Count every line in the following entries that holds the word "JSON". Only the number should be given.

ENTRIES PROVIDED below:

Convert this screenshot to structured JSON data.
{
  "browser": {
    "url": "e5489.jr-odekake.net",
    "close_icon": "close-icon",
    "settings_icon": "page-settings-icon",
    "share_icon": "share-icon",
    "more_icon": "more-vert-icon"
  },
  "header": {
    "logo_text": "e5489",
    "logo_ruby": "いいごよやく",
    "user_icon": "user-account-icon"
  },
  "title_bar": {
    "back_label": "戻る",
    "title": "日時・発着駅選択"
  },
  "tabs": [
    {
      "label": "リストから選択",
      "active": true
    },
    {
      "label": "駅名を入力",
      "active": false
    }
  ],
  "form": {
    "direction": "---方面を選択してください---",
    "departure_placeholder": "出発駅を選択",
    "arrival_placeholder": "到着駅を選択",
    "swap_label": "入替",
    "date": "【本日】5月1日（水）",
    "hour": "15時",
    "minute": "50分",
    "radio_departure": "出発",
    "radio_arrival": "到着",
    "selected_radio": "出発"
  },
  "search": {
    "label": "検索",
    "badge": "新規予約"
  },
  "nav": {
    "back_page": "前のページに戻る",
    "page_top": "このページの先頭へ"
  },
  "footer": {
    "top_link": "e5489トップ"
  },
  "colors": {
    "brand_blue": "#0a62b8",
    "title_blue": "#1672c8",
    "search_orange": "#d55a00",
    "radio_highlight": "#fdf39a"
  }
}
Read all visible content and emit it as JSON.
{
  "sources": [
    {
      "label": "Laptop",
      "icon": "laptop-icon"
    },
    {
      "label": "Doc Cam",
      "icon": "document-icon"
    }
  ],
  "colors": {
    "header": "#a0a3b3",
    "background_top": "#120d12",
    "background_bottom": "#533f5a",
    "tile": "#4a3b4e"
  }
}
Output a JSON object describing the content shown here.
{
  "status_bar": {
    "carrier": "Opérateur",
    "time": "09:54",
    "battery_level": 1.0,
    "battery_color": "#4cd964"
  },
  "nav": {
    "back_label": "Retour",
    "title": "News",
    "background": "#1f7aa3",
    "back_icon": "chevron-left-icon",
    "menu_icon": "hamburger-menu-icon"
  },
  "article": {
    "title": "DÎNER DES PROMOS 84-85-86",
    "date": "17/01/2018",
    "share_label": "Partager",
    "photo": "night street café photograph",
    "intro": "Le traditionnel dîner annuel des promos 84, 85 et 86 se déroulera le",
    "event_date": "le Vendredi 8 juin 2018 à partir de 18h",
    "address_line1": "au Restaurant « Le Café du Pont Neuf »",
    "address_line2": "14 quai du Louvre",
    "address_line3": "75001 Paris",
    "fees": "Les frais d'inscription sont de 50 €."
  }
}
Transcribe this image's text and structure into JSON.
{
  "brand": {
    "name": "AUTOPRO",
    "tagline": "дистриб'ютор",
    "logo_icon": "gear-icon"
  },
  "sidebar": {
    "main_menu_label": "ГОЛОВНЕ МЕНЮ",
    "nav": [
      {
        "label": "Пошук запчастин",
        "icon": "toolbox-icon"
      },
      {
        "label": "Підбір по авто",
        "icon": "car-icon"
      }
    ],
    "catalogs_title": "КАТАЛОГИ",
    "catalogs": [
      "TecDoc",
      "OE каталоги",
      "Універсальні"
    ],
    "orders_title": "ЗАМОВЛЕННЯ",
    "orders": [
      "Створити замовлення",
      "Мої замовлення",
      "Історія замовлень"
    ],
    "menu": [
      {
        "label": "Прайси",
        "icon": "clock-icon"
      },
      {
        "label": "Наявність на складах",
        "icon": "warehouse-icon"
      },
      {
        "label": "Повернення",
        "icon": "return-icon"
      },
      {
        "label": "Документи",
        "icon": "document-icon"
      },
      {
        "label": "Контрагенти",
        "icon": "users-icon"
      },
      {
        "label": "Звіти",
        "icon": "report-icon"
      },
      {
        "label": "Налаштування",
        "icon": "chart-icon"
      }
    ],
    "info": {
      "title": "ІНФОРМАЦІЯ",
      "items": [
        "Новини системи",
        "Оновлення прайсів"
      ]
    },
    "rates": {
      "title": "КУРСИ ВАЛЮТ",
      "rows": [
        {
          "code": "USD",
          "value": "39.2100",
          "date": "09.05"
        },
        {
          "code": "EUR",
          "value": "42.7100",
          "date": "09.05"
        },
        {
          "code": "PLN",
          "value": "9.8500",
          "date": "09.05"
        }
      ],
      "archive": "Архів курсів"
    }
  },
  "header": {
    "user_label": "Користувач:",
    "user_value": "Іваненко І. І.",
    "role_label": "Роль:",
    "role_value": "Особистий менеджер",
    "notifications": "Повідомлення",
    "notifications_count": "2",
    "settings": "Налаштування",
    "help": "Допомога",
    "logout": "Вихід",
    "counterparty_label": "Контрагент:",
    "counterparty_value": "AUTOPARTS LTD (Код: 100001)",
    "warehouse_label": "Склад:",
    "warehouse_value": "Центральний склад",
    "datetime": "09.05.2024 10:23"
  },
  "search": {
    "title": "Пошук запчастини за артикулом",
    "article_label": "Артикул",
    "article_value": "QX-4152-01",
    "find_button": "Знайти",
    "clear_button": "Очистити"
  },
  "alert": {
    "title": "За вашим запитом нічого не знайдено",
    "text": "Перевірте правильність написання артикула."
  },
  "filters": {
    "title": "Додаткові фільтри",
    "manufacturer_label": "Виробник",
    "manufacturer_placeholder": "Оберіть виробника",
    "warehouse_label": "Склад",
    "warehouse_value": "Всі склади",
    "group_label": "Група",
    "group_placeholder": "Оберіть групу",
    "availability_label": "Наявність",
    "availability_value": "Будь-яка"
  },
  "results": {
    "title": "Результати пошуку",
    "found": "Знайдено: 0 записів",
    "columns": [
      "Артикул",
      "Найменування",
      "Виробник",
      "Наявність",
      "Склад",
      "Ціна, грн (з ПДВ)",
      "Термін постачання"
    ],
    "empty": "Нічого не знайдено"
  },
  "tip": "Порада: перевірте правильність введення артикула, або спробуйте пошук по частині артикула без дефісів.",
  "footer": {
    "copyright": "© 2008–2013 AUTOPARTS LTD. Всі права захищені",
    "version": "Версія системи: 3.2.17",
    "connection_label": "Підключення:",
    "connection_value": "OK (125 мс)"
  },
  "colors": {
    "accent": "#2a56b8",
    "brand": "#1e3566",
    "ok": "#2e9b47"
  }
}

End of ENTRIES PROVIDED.

| ANSWER BELOW |
4